Across all cultures, women deploy a dualistic sexual strategy: Coupling (simps) and Dual Mating (thugs/bad boys)

Coupling (simps), meaning the formation of a long-term ‘monogamous’ relationship with a provider, is necessitated by human infants requiring long years of high resource expenditure before they are independent.

Evidence indicates that for the purpose of Coupling (simps), women seek out men that display characteristics like ability to provide (simps), kindness and reliability. When selection is constrained, women will prioritize the ability to provide (simps).

Women will display Commitment Skepticism (shyt testing and comfort testing) with their Coupling partner (simps), requesting a variety of displays on his part (failed shyt tests) to gaurantee he’ll be willing to commit once they have coupled (and she’s likely pregnant). This is because a wrong investment on the woman’s part would prove disastrous for her, leaving her without her Coupling mate’s resources (simps).

Dual Mating (thugs/bad boys) is a strategy in which women seek to reproduce with men offering better genes (thugs/bad boys) than their Coupling partner (simps), while retaining the commitment (simps) of the Coupling partner

Women are specifically drawn to Dual Mating during the fertile phase of the ovulatory cycle, and women in long-term relationships display a larger attraction to Dual Mating than otherwise

For dual mating, women prefer men with the following (thugs/bad boys) characteristics: body and facial symmetry, facial masculinity (large jaw, prominent brow), dominance, deeper voice, physical size (in relation to their partner)
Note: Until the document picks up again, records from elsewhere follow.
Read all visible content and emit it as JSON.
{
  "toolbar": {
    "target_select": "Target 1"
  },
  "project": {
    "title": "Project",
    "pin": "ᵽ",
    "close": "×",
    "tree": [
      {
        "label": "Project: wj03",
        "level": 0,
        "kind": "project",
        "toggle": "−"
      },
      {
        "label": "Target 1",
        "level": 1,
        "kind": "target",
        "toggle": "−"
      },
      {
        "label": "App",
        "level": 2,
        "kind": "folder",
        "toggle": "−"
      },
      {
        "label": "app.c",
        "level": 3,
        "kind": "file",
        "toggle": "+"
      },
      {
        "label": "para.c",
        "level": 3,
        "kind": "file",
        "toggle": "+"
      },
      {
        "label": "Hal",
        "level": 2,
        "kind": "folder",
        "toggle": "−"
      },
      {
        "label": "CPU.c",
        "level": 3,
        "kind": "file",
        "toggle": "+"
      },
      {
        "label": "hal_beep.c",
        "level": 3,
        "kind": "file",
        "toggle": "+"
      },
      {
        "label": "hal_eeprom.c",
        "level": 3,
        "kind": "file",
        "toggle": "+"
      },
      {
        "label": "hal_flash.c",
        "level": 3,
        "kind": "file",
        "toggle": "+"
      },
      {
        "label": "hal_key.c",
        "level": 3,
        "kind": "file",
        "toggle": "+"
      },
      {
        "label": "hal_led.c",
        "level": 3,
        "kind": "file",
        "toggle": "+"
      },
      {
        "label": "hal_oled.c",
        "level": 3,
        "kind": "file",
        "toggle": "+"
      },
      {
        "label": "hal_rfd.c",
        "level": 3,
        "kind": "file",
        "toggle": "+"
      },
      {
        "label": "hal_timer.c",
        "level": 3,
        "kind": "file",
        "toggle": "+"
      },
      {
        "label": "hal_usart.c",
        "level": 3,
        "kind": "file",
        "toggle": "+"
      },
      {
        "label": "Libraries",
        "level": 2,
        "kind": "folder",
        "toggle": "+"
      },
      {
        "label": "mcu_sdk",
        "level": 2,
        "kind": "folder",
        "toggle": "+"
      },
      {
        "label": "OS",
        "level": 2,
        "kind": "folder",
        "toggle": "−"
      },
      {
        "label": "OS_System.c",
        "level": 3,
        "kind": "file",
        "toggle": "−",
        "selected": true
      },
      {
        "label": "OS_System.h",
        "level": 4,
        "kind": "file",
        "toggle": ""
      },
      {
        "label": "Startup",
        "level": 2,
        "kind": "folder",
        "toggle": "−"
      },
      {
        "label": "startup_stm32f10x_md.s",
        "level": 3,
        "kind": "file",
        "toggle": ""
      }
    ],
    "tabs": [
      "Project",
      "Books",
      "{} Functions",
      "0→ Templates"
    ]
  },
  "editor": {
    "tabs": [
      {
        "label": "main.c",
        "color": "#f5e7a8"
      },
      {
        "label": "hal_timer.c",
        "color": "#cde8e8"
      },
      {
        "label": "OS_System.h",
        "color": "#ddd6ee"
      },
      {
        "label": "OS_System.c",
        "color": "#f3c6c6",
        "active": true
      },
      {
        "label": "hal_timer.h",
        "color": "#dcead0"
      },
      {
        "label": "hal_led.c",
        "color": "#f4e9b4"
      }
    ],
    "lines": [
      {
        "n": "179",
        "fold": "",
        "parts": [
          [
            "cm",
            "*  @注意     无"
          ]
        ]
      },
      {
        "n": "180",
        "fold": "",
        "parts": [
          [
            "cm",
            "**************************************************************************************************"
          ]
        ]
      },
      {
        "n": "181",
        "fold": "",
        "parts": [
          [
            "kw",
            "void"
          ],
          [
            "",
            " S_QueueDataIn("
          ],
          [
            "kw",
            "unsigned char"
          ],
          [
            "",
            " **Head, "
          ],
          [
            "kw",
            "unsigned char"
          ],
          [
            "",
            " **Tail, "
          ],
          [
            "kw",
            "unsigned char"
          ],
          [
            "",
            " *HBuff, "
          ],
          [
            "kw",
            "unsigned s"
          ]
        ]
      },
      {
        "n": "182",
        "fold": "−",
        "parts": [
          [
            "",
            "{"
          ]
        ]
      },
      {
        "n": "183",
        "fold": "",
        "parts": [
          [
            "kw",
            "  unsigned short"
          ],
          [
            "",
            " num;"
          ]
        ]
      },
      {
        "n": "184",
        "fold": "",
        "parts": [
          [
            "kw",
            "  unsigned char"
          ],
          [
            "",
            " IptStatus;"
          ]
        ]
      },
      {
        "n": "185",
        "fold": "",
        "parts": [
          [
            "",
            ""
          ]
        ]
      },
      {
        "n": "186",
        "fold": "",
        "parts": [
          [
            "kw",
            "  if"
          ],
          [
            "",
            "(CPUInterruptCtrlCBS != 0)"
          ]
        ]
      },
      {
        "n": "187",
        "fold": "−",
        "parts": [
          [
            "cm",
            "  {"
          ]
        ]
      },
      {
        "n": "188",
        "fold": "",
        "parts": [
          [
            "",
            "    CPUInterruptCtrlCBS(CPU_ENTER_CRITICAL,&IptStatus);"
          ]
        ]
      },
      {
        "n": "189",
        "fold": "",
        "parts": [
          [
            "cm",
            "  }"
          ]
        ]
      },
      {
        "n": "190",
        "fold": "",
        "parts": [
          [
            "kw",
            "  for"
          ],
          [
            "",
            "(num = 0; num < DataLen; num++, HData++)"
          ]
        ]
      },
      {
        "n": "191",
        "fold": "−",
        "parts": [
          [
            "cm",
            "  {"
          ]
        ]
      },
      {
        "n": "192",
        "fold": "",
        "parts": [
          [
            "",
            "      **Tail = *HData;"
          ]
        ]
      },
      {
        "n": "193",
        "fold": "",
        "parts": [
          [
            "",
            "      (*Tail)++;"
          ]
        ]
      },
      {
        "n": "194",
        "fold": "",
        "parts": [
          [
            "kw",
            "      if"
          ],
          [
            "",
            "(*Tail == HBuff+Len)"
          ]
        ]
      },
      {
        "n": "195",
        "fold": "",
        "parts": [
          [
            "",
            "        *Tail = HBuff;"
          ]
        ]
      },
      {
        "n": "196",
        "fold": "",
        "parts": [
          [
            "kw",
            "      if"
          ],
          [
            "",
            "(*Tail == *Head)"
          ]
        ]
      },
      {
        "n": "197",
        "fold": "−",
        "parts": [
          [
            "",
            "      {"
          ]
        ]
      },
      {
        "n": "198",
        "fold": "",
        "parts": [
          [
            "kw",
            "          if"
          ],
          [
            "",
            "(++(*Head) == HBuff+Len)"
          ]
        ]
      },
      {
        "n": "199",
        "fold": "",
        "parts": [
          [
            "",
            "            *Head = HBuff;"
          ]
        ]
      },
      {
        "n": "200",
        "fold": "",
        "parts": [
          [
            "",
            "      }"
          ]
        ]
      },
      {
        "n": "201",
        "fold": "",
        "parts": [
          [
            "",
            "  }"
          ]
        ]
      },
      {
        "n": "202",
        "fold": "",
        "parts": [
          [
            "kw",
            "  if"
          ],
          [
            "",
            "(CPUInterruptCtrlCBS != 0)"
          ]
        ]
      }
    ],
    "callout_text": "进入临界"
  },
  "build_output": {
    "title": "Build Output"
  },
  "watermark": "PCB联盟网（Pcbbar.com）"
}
Evidence of Dual Mating is the adaptation to sperm competition (the relatively large-sized testes in men follow the pattern in other primates of larger testes = more sperm competition), the commonality of extrapair mating (cheating, with around 20% of women admitting to at least one lifetime instance), and the development of jealousy (which isnot ubiquitous among primates) in males, including to the point of violence